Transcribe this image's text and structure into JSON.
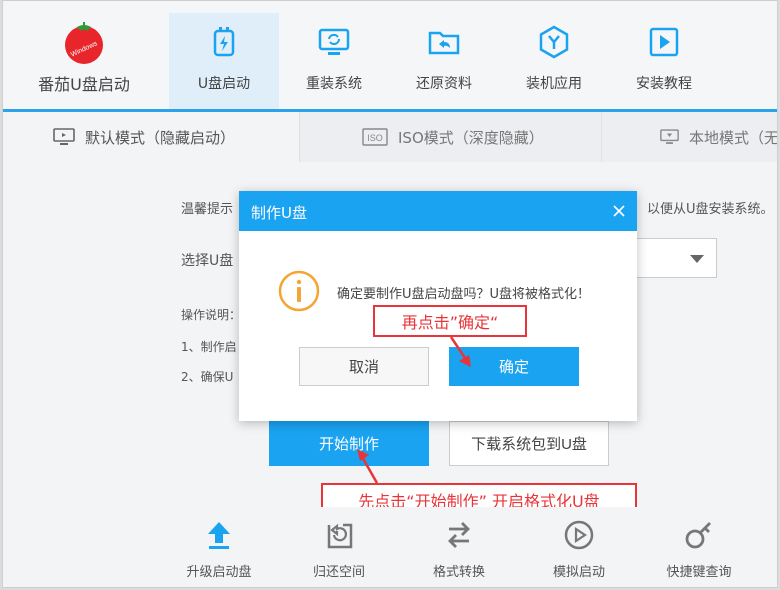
{
  "brand": {
    "name": "番茄U盘启动",
    "logo_text": "Windows",
    "accent": "#2ba3e8"
  },
  "nav": {
    "tabs": [
      {
        "label": "U盘启动",
        "icon": "usb-drive-icon",
        "active": true
      },
      {
        "label": "重装系统",
        "icon": "monitor-refresh-icon",
        "active": false
      },
      {
        "label": "还原资料",
        "icon": "folder-restore-icon",
        "active": false
      },
      {
        "label": "装机应用",
        "icon": "app-hexagon-icon",
        "active": false
      },
      {
        "label": "安装教程",
        "icon": "video-play-icon",
        "active": false
      }
    ]
  },
  "modes": {
    "tabs": [
      {
        "label": "默认模式（隐藏启动）",
        "icon": "monitor-icon",
        "active": true
      },
      {
        "label": "ISO模式（深度隐藏）",
        "icon": "iso-icon",
        "active": false
      },
      {
        "label": "本地模式（无",
        "icon": "local-monitor-icon",
        "active": false
      }
    ]
  },
  "content": {
    "tip_prefix": "温馨提示",
    "tip_suffix": "以便从U盘安装系统。",
    "select_prefix": "选择U盘",
    "instructions_prefix": "操作说明：",
    "step1_prefix": "1、制作启",
    "step2_prefix": "2、确保U",
    "start_button": "开始制作",
    "download_button": "下载系统包到U盘"
  },
  "dialog": {
    "title": "制作U盘",
    "message": "确定要制作U盘启动盘吗？U盘将被格式化！",
    "cancel_label": "取消",
    "confirm_label": "确定"
  },
  "annotations": {
    "confirm_hint": "再点击”确定“",
    "start_hint": "先点击“开始制作” 开启格式化U盘",
    "color": "#e8353a"
  },
  "toolbar": {
    "items": [
      {
        "label": "升级启动盘",
        "icon": "upload-arrow-icon"
      },
      {
        "label": "归还空间",
        "icon": "restore-space-icon"
      },
      {
        "label": "格式转换",
        "icon": "swap-arrows-icon"
      },
      {
        "label": "模拟启动",
        "icon": "play-circle-icon"
      },
      {
        "label": "快捷键查询",
        "icon": "key-icon"
      }
    ]
  }
}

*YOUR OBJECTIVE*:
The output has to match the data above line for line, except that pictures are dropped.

*THE ANSWER*:
Transcribe this image's text and structure into JSON.
{
  "brand": {
    "name": "番茄U盘启动",
    "logo_text": "Windows",
    "accent": "#2ba3e8"
  },
  "nav": {
    "tabs": [
      {
        "label": "U盘启动",
        "icon": "usb-drive-icon",
        "active": true
      },
      {
        "label": "重装系统",
        "icon": "monitor-refresh-icon",
        "active": false
      },
      {
        "label": "还原资料",
        "icon": "folder-restore-icon",
        "active": false
      },
      {
        "label": "装机应用",
        "icon": "app-hexagon-icon",
        "active": false
      },
      {
        "label": "安装教程",
        "icon": "video-play-icon",
        "active": false
      }
    ]
  },
  "modes": {
    "tabs": [
      {
        "label": "默认模式（隐藏启动）",
        "icon": "monitor-icon",
        "active": true
      },
      {
        "label": "ISO模式（深度隐藏）",
        "icon": "iso-icon",
        "active": false
      },
      {
        "label": "本地模式（无",
        "icon": "local-monitor-icon",
        "active": false
      }
    ]
  },
  "content": {
    "tip_prefix": "温馨提示",
    "tip_suffix": "以便从U盘安装系统。",
    "select_prefix": "选择U盘",
    "instructions_prefix": "操作说明：",
    "step1_prefix": "1、制作启",
    "step2_prefix": "2、确保U",
    "start_button": "开始制作",
    "download_button": "下载系统包到U盘"
  },
  "dialog": {
    "title": "制作U盘",
    "message": "确定要制作U盘启动盘吗？U盘将被格式化！",
    "cancel_label": "取消",
    "confirm_label": "确定"
  },
  "annotations": {
    "confirm_hint": "再点击”确定“",
    "start_hint": "先点击“开始制作” 开启格式化U盘",
    "color": "#e8353a"
  },
  "toolbar": {
    "items": [
      {
        "label": "升级启动盘",
        "icon": "upload-arrow-icon"
      },
      {
        "label": "归还空间",
        "icon": "restore-space-icon"
      },
      {
        "label": "格式转换",
        "icon": "swap-arrows-icon"
      },
      {
        "label": "模拟启动",
        "icon": "play-circle-icon"
      },
      {
        "label": "快捷键查询",
        "icon": "key-icon"
      }
    ]
  }
}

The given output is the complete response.